“We are convinced that this document remains as relevant today as it was at its adoption by the UN General Assembly on 10 December 1948, as the framework to guide States in promoting, protecting and fulfilling human rights for all people during these uncertain times,” the Special Procedures mandate holders said in a statement to mark Human Rights Day.
Special Procedures are composed of 55 mandates and 79 mandate holders appointed by the UN Human Rights Council who monitor human rights in all parts of the world.
The experts underlined “the centrality of the Universal Declaration of Human Rights to the international human rights protection system” at a time when the world faces not only the pandemic, but also climate change, racism and discrimination.
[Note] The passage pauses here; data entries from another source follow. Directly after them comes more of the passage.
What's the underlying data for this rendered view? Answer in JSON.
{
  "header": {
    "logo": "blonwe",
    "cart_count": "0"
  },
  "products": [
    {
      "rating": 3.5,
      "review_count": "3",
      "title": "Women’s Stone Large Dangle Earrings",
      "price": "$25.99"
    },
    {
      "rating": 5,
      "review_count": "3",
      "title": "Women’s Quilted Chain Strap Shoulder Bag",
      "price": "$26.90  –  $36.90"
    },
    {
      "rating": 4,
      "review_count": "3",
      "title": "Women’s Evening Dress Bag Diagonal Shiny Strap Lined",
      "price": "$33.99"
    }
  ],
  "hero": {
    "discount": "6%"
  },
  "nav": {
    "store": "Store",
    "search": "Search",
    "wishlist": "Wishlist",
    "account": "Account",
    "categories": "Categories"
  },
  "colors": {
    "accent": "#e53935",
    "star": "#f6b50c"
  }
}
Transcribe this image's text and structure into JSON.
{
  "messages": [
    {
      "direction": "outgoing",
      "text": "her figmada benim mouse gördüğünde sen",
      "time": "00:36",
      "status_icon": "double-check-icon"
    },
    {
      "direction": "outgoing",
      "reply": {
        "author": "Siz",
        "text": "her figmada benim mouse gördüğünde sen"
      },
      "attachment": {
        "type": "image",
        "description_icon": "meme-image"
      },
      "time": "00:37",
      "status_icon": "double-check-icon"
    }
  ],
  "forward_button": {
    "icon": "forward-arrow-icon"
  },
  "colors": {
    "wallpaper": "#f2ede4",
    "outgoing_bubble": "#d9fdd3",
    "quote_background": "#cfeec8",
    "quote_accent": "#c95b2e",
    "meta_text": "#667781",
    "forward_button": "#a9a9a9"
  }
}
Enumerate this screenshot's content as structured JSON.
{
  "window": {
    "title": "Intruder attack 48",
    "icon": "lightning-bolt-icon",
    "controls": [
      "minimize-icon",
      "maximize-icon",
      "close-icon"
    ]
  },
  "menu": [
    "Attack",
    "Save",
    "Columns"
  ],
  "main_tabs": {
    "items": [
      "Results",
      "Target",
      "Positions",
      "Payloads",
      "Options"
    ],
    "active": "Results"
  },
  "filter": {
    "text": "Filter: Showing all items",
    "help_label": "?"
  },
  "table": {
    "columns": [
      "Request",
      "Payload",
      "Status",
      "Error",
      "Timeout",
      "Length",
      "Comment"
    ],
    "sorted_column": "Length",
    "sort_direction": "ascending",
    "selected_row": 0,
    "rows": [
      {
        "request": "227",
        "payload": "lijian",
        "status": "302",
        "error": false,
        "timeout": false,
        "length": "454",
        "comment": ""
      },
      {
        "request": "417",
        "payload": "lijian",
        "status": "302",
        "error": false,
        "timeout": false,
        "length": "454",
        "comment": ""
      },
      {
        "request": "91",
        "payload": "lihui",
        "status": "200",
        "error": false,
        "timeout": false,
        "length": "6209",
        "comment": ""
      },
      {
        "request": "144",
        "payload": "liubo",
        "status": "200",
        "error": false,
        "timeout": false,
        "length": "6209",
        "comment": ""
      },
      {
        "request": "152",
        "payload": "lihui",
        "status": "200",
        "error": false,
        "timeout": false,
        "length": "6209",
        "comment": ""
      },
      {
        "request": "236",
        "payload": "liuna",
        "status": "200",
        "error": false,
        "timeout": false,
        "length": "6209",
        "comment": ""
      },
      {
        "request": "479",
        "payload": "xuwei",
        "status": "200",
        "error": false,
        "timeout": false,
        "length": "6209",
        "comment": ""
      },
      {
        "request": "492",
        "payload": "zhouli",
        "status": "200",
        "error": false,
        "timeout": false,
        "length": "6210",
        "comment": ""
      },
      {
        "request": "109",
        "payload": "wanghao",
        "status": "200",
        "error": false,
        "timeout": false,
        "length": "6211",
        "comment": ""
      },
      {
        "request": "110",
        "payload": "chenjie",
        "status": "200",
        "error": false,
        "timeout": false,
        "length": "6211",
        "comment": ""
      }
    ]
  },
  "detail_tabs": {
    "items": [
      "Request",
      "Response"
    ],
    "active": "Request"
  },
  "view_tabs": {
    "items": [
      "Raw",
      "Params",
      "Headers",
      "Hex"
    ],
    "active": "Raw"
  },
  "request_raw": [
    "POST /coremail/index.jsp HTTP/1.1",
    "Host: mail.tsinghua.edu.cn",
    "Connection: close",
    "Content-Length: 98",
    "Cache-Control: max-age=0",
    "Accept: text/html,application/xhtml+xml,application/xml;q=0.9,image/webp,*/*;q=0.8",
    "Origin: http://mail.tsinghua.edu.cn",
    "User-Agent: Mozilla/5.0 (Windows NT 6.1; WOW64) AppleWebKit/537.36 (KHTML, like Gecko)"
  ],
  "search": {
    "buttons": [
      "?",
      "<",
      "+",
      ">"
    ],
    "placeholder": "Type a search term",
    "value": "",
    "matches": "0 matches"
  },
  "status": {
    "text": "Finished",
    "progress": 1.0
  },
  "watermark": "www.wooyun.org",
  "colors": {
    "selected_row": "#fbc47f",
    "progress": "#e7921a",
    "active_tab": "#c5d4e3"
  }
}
Human Rights Day is observed every year on 10 December — the day the United Nations General Assembly adopted the Declaration in 1948.
Saying that the year 2020 will be remembered for its “unique existential challenges”, the experts said commemoration of the Universal Declaration of Human Rights in the closing days of the year serves as “an important and powerful message: the global threats to humanity demand global responses that rest on multilateralism, cooperation, and solidarity.”
Special Procedures, the largest body of independent experts in the UN Human Rights system, is the general name of the Council’s independent fact-finding and monitoring mechanisms that address either specific country situations or thematic issues in all parts of the world. Special Procedures’ experts work on a voluntary basis; they are not UN staff and do not receive a salary for their work. They are independent from any government or organization and serve in their individual capacity.